▸ **How to complete this task**:
From the entries below, work out how many lines contain the string "folder"; answer with the number alone.

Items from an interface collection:

====================

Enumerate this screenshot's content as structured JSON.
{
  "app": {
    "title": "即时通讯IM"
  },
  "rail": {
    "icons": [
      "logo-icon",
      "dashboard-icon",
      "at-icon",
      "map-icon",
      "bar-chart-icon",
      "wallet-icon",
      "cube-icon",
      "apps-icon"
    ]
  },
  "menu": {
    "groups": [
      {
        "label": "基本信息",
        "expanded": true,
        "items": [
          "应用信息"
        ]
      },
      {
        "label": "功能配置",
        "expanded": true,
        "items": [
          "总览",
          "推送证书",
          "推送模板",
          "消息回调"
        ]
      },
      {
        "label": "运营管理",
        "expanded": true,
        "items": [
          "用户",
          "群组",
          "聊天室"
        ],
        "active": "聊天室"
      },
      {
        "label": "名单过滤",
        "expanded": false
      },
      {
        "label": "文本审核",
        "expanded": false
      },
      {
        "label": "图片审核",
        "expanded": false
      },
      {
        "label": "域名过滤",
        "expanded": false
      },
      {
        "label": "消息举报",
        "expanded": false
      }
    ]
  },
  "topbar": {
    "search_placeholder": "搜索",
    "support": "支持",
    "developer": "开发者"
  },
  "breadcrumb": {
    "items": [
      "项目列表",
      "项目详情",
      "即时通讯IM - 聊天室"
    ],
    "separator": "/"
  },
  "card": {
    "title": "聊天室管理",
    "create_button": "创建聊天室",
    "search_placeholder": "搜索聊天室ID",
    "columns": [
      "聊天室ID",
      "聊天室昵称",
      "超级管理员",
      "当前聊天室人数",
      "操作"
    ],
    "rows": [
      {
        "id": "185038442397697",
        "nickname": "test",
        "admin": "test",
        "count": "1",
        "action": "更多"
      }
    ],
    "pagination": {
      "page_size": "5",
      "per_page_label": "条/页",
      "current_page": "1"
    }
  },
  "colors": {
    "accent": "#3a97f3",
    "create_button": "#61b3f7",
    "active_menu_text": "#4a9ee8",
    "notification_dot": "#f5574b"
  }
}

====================

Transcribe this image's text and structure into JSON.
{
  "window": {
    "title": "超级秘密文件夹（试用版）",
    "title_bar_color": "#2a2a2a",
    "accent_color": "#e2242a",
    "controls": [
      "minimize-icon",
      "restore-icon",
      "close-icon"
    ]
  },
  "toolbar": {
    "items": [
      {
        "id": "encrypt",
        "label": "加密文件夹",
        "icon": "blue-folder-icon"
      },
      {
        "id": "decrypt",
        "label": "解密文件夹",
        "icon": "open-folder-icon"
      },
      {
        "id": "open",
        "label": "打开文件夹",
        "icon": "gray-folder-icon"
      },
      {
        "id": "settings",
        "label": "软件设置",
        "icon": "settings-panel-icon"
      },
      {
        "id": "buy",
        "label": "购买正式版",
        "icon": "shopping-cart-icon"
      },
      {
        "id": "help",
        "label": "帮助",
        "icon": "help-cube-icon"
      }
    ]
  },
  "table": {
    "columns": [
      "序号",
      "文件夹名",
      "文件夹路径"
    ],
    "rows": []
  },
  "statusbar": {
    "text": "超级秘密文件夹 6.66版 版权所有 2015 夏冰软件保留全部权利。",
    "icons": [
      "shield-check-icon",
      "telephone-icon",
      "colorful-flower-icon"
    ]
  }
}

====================

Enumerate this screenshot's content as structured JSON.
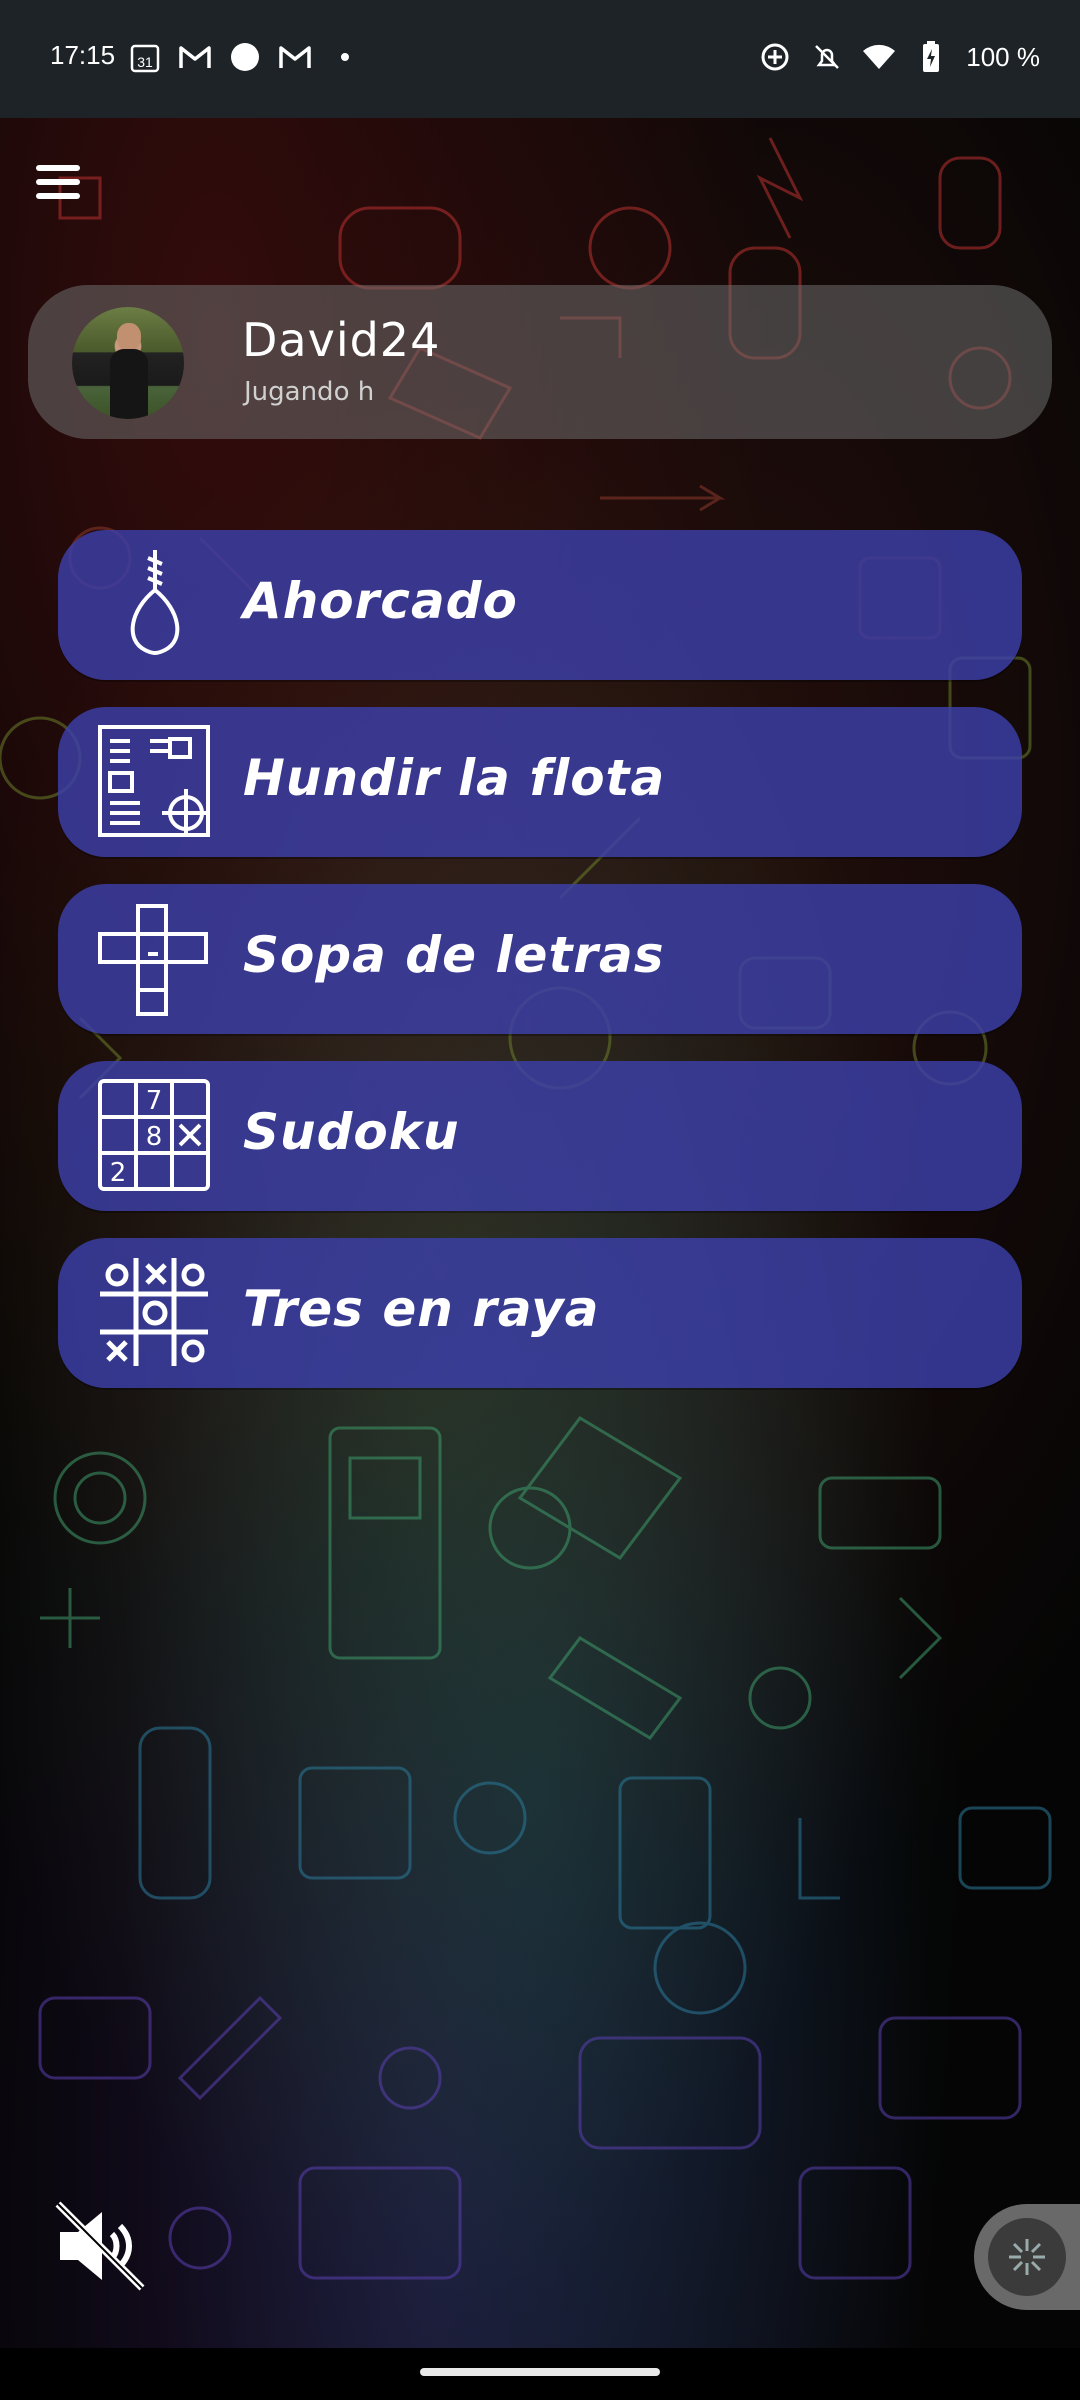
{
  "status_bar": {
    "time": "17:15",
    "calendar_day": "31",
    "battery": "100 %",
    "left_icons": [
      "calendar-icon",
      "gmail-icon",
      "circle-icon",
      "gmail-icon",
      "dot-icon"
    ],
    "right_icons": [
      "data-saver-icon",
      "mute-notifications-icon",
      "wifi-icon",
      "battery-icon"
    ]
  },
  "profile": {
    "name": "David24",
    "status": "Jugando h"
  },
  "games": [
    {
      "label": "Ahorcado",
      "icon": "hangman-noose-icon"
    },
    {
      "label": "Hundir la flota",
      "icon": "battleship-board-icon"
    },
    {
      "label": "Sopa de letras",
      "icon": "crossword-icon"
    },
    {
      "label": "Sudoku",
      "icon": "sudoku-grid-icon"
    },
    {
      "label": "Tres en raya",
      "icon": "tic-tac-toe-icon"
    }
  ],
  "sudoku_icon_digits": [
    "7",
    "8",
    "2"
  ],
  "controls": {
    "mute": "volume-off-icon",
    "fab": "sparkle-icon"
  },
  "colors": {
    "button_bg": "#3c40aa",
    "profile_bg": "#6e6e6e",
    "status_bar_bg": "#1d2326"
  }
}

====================

▸ **Task solution**:
3